### AIM OF THE TASK
A single number is the answer here: how many lines of the entries contain "date"?

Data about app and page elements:

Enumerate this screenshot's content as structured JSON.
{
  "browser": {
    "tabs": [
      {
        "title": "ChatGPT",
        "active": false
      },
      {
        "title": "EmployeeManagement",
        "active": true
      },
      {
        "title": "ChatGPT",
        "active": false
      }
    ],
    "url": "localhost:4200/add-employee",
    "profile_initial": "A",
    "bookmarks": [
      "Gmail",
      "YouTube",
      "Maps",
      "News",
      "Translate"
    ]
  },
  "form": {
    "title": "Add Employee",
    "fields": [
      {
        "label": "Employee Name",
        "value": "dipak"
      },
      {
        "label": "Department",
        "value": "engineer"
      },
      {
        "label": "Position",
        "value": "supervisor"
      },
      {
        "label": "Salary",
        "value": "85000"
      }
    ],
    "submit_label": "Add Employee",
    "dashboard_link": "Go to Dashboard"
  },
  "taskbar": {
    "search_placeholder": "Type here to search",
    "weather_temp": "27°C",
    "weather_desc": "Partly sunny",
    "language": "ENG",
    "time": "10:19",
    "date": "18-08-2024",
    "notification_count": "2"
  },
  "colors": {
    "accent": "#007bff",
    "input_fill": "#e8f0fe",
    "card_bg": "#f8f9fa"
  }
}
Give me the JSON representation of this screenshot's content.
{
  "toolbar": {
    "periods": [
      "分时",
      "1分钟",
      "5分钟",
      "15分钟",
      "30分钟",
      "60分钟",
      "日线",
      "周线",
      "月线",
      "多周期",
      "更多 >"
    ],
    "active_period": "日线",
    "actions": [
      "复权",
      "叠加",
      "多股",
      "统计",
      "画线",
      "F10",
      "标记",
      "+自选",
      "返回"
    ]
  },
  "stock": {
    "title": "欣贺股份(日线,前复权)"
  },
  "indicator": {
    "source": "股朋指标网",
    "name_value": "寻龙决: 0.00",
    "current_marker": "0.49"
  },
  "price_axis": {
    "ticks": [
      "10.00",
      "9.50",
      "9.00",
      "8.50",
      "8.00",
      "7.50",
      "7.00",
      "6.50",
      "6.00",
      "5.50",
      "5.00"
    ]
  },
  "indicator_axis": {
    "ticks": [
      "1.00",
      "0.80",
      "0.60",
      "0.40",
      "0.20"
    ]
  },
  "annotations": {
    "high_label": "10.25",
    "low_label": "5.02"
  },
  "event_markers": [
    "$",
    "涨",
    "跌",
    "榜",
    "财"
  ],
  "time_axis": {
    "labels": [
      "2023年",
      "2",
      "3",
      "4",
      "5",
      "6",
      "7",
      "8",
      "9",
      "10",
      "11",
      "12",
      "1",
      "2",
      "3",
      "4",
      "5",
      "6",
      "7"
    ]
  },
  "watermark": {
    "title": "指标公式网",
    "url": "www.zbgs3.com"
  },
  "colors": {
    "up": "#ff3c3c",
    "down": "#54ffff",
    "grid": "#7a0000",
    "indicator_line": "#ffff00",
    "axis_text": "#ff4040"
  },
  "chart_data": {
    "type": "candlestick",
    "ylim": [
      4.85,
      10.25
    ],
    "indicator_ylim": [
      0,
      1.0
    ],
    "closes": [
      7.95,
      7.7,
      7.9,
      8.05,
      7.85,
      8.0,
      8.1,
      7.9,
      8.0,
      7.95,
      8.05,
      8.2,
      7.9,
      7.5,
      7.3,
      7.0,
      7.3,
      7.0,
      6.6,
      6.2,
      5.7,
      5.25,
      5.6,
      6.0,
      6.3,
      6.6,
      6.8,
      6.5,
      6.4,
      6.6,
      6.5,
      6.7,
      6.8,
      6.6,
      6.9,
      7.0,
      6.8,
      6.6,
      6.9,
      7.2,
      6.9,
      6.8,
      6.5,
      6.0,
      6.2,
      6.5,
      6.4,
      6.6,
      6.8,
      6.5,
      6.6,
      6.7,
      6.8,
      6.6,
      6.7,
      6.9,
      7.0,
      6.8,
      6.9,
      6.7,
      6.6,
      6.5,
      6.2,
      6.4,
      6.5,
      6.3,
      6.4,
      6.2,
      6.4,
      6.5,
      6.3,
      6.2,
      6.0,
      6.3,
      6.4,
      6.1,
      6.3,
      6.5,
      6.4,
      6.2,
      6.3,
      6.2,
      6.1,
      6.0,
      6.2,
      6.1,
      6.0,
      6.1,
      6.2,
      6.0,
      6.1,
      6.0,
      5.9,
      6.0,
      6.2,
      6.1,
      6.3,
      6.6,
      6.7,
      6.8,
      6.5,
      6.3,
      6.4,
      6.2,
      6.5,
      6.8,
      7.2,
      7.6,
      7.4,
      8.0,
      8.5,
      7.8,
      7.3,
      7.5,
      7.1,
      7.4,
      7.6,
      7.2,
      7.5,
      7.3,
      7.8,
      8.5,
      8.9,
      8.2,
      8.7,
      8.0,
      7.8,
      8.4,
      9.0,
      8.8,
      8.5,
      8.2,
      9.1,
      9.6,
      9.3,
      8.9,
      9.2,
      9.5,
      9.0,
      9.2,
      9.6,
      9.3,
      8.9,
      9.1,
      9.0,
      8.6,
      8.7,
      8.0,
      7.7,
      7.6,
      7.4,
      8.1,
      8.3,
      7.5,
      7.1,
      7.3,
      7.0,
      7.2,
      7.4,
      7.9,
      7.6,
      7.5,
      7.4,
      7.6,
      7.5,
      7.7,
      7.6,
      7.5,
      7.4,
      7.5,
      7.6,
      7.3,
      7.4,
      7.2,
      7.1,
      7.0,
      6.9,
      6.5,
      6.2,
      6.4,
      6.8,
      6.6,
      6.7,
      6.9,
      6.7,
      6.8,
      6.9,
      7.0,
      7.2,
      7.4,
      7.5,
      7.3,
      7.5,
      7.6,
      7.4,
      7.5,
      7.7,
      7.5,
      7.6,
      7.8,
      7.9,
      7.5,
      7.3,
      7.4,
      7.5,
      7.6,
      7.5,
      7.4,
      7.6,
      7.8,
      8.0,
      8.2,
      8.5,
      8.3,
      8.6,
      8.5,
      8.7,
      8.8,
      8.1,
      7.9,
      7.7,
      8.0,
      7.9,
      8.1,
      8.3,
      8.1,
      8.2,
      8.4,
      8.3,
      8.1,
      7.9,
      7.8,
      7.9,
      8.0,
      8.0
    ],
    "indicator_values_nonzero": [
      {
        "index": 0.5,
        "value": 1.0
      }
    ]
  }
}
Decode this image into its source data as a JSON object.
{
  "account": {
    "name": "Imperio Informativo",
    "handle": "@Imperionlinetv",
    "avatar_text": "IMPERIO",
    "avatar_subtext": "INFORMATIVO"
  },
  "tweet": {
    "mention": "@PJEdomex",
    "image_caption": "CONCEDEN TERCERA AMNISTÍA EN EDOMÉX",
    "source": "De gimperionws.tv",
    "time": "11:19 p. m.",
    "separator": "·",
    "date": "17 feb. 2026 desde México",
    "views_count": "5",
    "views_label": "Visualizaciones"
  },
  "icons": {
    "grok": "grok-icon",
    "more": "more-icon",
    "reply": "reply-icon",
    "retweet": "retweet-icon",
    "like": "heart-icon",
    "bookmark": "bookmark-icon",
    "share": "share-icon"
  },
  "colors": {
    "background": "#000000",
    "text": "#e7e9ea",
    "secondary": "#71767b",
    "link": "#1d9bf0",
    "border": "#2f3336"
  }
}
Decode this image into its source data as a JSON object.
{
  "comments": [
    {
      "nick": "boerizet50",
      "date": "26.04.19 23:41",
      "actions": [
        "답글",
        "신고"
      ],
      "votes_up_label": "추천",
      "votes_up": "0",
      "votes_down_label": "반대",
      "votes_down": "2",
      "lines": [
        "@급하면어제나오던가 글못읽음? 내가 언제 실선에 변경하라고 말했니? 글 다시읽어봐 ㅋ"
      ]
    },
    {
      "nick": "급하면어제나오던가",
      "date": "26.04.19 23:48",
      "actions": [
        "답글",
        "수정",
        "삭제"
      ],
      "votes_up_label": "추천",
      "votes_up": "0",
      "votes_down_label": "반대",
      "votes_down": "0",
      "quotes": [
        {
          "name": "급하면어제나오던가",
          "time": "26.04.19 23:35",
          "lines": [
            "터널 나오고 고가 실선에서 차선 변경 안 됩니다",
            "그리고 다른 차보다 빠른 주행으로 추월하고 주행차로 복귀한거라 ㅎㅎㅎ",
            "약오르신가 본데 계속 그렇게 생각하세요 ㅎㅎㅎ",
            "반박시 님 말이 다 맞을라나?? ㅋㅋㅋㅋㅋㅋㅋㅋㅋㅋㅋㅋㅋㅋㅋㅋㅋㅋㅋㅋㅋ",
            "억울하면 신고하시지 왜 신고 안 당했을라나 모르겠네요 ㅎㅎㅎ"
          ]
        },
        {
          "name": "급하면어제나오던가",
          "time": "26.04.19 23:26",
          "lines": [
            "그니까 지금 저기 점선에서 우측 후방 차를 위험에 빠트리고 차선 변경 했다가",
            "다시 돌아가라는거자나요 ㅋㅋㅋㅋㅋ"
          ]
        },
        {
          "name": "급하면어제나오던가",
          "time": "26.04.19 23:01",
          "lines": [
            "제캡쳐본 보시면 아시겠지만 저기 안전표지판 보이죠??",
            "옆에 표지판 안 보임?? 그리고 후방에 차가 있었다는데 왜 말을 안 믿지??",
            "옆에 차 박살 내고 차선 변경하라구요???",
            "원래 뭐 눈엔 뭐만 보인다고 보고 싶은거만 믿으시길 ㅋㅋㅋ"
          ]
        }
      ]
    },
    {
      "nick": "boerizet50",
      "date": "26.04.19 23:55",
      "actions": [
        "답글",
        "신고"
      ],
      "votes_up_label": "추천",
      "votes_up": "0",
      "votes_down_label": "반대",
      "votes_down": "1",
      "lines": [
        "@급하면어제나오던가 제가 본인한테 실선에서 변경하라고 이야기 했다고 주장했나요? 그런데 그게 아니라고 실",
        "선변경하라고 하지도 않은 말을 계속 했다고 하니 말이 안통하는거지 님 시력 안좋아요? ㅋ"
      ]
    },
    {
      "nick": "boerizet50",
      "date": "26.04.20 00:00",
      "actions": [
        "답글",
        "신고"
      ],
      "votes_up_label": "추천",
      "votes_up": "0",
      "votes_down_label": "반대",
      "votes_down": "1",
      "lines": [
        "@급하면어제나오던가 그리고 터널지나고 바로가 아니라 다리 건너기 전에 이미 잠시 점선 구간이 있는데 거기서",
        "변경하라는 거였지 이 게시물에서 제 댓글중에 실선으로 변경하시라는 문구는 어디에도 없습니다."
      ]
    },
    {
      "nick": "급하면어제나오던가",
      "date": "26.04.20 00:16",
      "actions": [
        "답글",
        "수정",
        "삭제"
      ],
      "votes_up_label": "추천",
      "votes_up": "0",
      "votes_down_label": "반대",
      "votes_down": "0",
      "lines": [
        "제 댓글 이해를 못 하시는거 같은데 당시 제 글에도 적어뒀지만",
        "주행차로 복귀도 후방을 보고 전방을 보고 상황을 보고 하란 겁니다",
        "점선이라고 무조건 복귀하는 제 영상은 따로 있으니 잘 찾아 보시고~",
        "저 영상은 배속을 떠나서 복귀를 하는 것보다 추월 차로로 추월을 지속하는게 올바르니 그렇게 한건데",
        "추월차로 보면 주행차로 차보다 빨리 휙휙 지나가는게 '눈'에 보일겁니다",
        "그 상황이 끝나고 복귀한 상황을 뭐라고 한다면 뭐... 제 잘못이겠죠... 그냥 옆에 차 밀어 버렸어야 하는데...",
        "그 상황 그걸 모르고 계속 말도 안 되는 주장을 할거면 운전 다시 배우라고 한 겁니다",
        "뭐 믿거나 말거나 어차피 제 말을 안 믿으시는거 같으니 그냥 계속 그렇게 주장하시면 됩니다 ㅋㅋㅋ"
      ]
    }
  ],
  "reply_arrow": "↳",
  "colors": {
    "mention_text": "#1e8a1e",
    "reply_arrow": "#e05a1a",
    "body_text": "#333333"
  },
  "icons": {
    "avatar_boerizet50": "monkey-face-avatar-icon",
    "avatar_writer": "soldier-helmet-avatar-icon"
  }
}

### ANSWER TO THE PROBLEM
7